The print quality also does not disappoint, it’s clear, bold, doesn’t smudge and the text is perfectly sized.
The Huddle Board’s built in program; Sharp Touch Viewing software allows us to easily manipulate and edit our documents (jpegs and PDFs) all at the same time on the dashboard.
- Sony a7R Mk III review: The strongest case yet for ditching your DSLR
- Oppo A73 review: The budget smartphone that sets the bar for 2018
- Oppo R11s: Full, in-depth review
- What's the difference between an Intel Core i3, i5 and i7?
- Laser vs. inkjet printers: which is better?
Product Launch Showcase
- FTSEO ExecutiveOther
- FTWindows 10 Deployment ManagerOther
- FTBusiness Analyst - Cyber Security TransformationOther
- FTSQL DeveloperOther
- FTNetezza Developer - Brisbane locationNSW
- TPSenior Business Analyst - Customer Centric ContentQLD
- FTPortfolio & Governance Senior AnalystVIC
- FTSoftware Engineer (C ++, Java)Other
- CCProject ManagerACT
- CCSharePoint DeveloperNSW
- FTData AnalystOther
- FTSystems Engineer (UC)QLD
- CCSenior Project ManagerNSW
- FTTechnical Quality LeadVIC
- CCFront-End Developer (React)NSW
- TPCloud DevOps EngineerNSW
- FTSenior Business AnalystQLD
- CCReporting Business AnalystNSW
- CCSystem Infrastructure EngineerNSW
- FTCommunications AnalystOther
- FTUX Design Manager (Urgent!!)Other
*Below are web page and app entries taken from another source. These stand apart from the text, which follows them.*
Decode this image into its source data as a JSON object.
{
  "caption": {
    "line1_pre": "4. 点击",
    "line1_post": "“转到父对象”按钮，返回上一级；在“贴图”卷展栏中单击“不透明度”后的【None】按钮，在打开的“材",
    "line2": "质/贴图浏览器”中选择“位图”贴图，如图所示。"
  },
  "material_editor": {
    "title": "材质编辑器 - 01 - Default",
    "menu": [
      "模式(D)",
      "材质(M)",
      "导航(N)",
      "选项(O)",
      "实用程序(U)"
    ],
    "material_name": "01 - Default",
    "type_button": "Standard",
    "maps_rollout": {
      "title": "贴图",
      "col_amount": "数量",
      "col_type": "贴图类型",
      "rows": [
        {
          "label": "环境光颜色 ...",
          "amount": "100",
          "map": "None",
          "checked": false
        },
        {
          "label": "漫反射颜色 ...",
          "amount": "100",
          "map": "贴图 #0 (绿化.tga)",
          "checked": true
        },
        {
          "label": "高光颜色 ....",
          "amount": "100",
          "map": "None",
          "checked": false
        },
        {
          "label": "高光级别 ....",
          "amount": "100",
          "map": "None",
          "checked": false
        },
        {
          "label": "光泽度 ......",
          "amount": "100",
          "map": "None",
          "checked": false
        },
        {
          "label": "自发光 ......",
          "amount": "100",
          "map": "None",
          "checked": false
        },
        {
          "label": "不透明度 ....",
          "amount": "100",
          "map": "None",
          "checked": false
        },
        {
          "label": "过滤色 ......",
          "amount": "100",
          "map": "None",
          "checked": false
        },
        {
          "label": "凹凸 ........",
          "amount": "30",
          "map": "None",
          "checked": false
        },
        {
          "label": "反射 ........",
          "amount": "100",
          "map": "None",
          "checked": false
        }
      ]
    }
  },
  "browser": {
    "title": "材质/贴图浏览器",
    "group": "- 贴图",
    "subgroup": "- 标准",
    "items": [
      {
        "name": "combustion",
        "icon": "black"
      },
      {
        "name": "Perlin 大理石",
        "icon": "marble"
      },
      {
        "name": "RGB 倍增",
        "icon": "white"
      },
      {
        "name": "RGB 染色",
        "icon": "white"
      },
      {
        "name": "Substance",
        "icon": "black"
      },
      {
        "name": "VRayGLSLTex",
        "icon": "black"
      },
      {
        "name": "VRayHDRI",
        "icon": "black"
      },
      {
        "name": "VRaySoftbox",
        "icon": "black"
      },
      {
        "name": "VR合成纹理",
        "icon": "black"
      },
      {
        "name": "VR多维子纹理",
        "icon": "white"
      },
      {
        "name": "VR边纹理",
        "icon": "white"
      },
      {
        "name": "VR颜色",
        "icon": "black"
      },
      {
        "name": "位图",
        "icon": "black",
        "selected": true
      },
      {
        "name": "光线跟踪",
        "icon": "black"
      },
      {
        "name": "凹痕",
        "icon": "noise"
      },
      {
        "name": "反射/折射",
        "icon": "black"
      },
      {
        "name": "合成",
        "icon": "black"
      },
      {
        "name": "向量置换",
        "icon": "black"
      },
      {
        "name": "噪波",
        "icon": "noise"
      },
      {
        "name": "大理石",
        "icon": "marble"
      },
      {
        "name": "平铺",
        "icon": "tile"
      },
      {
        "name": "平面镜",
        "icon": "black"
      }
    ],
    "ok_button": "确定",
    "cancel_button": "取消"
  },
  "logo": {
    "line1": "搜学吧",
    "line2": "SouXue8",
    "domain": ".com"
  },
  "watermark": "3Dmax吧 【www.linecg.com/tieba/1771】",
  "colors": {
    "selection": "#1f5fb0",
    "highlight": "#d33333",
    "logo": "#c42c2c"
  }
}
- CCSolution ArchitectWA
- FTCommercial Contracts AnalystOther
- FTBroker Support/ Applications SupportOther